Bird has won four championships with Seattle, the last in 2020. That season displayed the qualities that have come to define her: tenacity and strong court vision. She missed half of the regular season with an injury. But in Seattle’s six regular season games, she proved invaluable. Seattle never lost in that playoff run. Bird set a then-WNBA record for assists in a single playoff game with 16 in Game 1 of the finals against the Aces. Then she had a double-double — 16 points and 10 assists — in Game 2. In the series-clinching Game 3, Bird spent the fourth quarter laughing on the bench with Brenna Stewart. The Tide won by 33.
“Just sitting here, I think I have this, like in shock. ” she said later.
Much of Bird’s 21-year career has come as a surprise, simply because there hasn’t been enough time for someone to accomplish such feats before her. “I honestly didn’t know what to say,” Bird told The New York Times last month, “and I’m really satisfied to be sitting here now with the championships I have.
The Hurricanes drafted her No. 1 overall out of UConn in 2002 before her sixth WNBA season. She immediately became Seattle’s franchise leader in assists, with 191 that year. She finished second for the Rookie of the Year award, but she and the player who beat her—Indiana’s Tamika Catchings—became the first rookies to be named to the All-WNBA first team.
Over the next 20 years, Bird would accumulate honors with the United States, including 13 WNBA All-Star selections and five Olympic gold medals. Last year, she was named to the W25, the WNBA’s top 25 players, as the league celebrated its 25th anniversary.
Introducing the W25, WNBA Commissioner Cathy Engelbert said, “These athletes have played the game at the highest level on the court – scorers and rebounders, helpers and defensive backs, leaders and mentors. Together, they have changed the course of the game, changed the attitudes of athletes, become incredible role models, young and “Different athletes have inspired.”
Bird, who starred alongside women’s soccer star Megan Rapinoe, is one of the most visible gay professional athletes. For most of the WNBA’s history, its most famous stars were not openly gay, and players said they felt pressured to conform to heterosexual standards of femininity. But Bird is among a wave of stars — Britney Griner, Simone Augustus, Elena Delle Donne and Diana Taurasi — who have been open about their sexuality and spoken out about LGBTQ rights and acceptance.
Bird has made her platform one of the league’s biggest stars in support of social justice issues, particularly those involving black women. And Bird chimed in as the WNBA continued to push for the release of Griner, who has been held in Russia since February on drug charges.
“We’re all upset about it and we’re looking for her home,” she said at a news conference with Griner’s wife, Cheryl Griner, in July.
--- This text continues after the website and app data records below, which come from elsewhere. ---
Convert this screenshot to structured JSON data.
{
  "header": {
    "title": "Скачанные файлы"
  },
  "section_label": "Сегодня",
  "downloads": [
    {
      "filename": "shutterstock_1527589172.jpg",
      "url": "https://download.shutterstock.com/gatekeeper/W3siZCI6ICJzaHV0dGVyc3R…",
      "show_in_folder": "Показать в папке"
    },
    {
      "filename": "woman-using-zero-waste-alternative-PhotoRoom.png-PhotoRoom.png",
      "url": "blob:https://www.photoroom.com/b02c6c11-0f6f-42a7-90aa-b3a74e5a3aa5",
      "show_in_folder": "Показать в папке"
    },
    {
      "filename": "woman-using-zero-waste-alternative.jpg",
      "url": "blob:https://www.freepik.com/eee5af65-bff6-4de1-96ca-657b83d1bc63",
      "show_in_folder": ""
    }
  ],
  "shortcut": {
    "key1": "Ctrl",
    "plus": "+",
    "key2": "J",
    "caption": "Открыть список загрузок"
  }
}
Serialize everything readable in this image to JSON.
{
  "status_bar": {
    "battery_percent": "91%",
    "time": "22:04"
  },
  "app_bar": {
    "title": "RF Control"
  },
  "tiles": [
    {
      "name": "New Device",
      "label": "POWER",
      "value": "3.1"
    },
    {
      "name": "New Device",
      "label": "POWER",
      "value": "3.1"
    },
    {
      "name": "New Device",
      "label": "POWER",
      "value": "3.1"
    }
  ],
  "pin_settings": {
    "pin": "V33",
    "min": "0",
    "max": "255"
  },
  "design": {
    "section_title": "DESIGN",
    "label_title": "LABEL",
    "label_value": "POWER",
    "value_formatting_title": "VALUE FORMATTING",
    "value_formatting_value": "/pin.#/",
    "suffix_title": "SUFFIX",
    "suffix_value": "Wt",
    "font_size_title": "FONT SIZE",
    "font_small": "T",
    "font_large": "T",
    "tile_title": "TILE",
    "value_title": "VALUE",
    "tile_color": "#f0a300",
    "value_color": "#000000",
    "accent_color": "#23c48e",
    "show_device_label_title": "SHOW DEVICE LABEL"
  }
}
Bird-court’s influence extends beyond politics to style. She’s known for her love of sneakers, and her custom Knicks — from NBA star Kyrie Irving’s signature line — have “Keep Sue Fresh” printed on them every night.
But the core of the bird’s legacy is on the court.
“He’s an elite player right there,” said Aces guard Chelsea Gray, who scored 31 points and sparked the Las Vegas victory with Bird’s final game.
Stewart, who had 42 points in Game 4 for Seattle, said knowing it would be her last game with the Bird was more “devastating” than losing.
“That’s what hurts the most,” she said, adding that Bird was a mentor and friend.
“It wasn’t clear how we wanted to finish her,” Hurricanes guard Jewell Lloyd said of the Game 4 loss.
“We are very lucky to be playing with a player of his generation,” added Lloyd.
Even though her body felt better, Bird had no second thoughts about retiring. But she misses basketball.
“There will be no such thing,” she said.
Bird gave fans someone to believe in until the end. Her last point in the WNBA came with 21.8 seconds left on Tuesday and Seattle down by 6. It was reminiscent of the game in Game 3 on Sunday. When the storm was reduced by 1 point, he turned to her. Over two seconds to go. She sank her 3-pointer and grabbed her follower, as her teammates walked around her. Seattle would lose to the Aces in overtime, but this game would be the last of the season.
One more chance to celebrate. One last time with Bird.